However, Elon Musk’s viewpoint on flying cars appears to be contradictory. Musk believes that the idea is not scalable and is not the most apt solution to our traffic and roadway concerns. Besides calling it ineffective, he also deems it to be highly dangerous. To quote Musk directly, he says, “If somebody doesn’t maintain their flying car, it could drop a hubcap and guillotine you. Your anxiety level will not decrease as a result of things that weigh a lot buzzing around your head.”

In his appearance at the Vanity Fair New Establishment Summit in 2014, he expressed his concern over how flying cars could congest the skyline of all major cities.
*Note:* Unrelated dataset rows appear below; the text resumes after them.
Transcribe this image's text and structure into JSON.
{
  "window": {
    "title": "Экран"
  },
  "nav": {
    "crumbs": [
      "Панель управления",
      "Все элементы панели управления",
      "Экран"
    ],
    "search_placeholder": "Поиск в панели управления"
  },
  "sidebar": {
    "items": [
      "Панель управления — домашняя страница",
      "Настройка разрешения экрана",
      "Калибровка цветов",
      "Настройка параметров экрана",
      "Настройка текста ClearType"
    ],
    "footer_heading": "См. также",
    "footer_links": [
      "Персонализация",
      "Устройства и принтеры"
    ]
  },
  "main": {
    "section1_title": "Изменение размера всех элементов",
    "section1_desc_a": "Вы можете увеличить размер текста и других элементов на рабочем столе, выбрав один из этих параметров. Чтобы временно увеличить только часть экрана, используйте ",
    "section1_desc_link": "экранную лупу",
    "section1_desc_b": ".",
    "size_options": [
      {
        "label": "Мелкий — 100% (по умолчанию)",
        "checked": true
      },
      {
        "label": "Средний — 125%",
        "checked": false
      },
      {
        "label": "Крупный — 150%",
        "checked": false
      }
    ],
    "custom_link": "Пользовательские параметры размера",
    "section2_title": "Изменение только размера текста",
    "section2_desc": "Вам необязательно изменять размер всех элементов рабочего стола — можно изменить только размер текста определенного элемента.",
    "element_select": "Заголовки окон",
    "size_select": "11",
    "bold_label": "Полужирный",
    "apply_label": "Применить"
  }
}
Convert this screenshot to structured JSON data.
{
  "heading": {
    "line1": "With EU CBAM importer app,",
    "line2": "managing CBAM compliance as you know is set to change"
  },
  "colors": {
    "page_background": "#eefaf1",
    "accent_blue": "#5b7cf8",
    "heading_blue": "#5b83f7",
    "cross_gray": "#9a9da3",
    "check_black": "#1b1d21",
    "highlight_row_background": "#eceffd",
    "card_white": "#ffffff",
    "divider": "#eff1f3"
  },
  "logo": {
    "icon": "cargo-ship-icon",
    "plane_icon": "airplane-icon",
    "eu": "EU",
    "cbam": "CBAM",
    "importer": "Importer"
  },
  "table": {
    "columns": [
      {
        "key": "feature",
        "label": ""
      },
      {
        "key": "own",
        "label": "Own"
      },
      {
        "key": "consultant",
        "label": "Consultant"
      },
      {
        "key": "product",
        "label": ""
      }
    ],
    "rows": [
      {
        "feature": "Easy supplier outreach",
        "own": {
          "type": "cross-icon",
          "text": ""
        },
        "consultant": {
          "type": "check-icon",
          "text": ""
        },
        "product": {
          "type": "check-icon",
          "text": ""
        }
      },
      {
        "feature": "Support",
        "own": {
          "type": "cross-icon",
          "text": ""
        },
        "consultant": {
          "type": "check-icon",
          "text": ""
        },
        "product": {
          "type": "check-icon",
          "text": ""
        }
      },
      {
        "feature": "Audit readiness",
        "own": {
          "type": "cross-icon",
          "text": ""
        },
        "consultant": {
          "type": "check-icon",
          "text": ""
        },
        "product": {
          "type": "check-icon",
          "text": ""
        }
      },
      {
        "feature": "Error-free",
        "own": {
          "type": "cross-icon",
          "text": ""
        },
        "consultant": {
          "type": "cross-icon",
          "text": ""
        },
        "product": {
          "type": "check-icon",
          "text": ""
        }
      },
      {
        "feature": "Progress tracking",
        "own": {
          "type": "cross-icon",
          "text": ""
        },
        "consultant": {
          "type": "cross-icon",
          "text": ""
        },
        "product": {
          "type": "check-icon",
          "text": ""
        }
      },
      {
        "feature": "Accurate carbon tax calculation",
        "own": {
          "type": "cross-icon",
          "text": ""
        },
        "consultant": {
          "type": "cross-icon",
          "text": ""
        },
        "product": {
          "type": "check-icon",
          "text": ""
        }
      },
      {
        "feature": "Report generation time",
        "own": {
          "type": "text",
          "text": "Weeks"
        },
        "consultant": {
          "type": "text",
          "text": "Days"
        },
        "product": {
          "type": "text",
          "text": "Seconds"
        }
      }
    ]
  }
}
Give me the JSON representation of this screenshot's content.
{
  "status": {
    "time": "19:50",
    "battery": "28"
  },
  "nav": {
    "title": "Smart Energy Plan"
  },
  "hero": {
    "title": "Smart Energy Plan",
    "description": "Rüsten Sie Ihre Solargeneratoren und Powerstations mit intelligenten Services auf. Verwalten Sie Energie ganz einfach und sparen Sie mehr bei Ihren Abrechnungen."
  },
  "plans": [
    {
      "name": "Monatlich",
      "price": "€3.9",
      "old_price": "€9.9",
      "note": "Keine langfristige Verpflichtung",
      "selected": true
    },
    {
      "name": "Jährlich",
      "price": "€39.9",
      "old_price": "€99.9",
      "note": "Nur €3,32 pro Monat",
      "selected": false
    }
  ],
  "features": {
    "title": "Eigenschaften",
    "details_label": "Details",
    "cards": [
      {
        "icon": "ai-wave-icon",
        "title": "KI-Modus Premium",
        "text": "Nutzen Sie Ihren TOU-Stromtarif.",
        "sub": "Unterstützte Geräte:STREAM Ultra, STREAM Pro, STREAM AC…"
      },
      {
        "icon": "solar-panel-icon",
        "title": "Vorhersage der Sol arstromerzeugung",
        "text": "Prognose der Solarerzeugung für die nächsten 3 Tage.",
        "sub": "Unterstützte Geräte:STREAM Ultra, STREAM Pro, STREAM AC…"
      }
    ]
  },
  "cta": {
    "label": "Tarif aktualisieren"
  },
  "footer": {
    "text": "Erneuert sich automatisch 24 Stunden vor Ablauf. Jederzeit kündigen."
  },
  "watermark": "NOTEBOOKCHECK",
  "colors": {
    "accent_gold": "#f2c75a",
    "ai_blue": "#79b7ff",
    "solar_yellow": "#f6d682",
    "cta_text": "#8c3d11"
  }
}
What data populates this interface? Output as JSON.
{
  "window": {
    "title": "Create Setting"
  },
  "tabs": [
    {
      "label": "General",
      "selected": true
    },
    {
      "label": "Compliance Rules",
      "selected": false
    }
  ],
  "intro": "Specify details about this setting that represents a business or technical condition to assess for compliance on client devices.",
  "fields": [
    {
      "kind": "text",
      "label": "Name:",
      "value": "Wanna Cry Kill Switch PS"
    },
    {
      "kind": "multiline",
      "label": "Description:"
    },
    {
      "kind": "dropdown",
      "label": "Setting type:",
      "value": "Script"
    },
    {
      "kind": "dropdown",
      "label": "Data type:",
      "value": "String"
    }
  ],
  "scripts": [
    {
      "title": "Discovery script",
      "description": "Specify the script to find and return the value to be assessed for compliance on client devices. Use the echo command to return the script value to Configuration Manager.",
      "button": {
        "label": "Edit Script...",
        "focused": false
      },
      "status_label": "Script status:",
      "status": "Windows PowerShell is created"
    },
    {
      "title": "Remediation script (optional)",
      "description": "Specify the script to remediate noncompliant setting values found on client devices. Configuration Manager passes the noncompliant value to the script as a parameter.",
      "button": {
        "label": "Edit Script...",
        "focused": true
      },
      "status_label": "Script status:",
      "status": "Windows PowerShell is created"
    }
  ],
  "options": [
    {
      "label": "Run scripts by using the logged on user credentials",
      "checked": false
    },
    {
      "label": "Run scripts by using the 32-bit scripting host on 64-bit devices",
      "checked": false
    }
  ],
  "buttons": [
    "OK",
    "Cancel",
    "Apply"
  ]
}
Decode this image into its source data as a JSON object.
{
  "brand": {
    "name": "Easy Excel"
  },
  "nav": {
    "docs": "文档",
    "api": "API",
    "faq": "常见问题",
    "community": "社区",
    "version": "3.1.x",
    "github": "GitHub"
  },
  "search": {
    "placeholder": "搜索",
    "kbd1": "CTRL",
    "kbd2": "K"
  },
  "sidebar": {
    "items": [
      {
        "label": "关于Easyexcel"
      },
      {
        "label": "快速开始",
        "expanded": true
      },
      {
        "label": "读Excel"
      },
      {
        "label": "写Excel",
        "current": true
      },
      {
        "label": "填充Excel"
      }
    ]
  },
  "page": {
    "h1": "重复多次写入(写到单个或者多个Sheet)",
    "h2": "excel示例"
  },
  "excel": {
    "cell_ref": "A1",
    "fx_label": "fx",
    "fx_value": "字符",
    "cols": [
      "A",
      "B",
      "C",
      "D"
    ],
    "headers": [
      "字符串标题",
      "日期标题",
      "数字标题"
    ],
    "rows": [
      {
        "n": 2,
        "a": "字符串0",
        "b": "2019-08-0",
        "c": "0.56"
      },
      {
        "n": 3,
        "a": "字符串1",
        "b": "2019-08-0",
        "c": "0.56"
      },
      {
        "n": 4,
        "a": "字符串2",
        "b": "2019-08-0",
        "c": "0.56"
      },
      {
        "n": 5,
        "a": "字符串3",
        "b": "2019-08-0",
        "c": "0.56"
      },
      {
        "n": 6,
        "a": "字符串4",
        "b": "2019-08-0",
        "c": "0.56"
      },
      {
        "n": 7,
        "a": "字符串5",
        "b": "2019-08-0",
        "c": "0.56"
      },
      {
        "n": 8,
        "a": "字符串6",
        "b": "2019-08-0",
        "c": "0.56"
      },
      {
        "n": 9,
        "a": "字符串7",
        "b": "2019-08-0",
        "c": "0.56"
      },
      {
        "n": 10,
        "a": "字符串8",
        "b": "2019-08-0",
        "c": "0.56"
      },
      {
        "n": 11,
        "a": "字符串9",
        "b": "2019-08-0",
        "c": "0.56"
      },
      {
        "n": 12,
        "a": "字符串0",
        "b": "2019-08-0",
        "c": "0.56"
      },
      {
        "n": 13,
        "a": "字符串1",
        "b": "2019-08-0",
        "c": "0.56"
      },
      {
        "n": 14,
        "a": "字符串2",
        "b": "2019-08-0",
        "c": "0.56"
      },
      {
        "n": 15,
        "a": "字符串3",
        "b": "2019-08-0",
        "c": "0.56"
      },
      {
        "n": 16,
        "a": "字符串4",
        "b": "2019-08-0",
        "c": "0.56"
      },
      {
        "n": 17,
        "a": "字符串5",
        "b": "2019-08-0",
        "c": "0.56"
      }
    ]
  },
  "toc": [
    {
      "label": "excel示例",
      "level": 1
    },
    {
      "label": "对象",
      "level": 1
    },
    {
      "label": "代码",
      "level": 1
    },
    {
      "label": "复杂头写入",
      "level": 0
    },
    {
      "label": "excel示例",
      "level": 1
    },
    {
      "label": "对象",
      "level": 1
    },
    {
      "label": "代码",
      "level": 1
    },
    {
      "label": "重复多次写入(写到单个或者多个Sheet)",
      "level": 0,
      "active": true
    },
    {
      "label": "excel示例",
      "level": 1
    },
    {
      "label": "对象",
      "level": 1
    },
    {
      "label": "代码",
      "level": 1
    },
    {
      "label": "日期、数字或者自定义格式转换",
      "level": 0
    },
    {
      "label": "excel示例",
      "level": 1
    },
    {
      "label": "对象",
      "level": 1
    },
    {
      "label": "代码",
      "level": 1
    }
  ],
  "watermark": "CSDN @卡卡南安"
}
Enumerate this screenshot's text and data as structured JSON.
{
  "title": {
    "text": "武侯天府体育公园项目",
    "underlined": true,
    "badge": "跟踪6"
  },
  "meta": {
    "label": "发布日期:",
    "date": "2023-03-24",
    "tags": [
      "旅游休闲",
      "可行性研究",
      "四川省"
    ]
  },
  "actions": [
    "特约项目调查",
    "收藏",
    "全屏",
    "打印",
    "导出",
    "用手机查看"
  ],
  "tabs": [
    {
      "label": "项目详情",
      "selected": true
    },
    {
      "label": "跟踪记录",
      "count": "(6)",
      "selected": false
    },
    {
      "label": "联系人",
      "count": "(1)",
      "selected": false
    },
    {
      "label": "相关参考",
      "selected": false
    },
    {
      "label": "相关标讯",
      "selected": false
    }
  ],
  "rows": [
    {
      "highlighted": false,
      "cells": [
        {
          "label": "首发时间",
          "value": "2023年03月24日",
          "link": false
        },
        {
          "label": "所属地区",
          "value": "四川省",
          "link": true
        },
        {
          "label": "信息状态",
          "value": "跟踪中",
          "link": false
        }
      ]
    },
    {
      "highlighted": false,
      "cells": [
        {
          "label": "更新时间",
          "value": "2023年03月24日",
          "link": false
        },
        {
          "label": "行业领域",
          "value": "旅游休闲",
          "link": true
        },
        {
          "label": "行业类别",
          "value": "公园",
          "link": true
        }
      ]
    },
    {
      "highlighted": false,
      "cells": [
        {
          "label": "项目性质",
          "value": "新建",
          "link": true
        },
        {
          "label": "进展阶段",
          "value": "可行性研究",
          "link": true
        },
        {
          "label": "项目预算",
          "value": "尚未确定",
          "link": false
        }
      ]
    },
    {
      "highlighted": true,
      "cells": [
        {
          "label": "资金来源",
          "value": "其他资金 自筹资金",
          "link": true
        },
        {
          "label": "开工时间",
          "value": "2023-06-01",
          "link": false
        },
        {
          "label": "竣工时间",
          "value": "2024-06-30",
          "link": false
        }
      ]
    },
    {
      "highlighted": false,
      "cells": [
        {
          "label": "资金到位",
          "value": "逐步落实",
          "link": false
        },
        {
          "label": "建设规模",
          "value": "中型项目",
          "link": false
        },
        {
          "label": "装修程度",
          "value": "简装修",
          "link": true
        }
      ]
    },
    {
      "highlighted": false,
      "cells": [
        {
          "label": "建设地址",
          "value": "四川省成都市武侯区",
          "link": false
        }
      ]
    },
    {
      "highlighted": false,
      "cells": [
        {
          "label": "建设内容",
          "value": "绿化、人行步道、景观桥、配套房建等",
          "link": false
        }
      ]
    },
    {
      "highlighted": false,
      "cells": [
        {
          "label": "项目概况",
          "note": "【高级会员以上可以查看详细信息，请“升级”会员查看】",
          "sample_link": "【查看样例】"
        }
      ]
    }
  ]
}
In addition to that, he sounded skeptical about the amount of noise and air pollution the flying cars can cause in the upper layers of the atmosphere.

The biggest problem the billionaire visionary sees with flying cars is: Gravity. He swears by the laws of Physics and reasons with the fact that any flying car will need to generate a lot of downward force to keep it up in the sky. That implies a lot of wind and noise disturbance for those on the ground in addition to the debris from midair fender-benders. Having stated all the concerns, it is evident that Elon Musk would not advocate the concept of flying cars.

While Silicon Valley claims that the age of flying cars is here to stay and prevail, some others, including Elon Musk have divergent viewpoints. While the debate may never end, the growth of the technology can be analyzed by monitoring the increase in number of players dealing in the market. If flying cars can fix the prevalent traffic problems or not, will be speculative until then.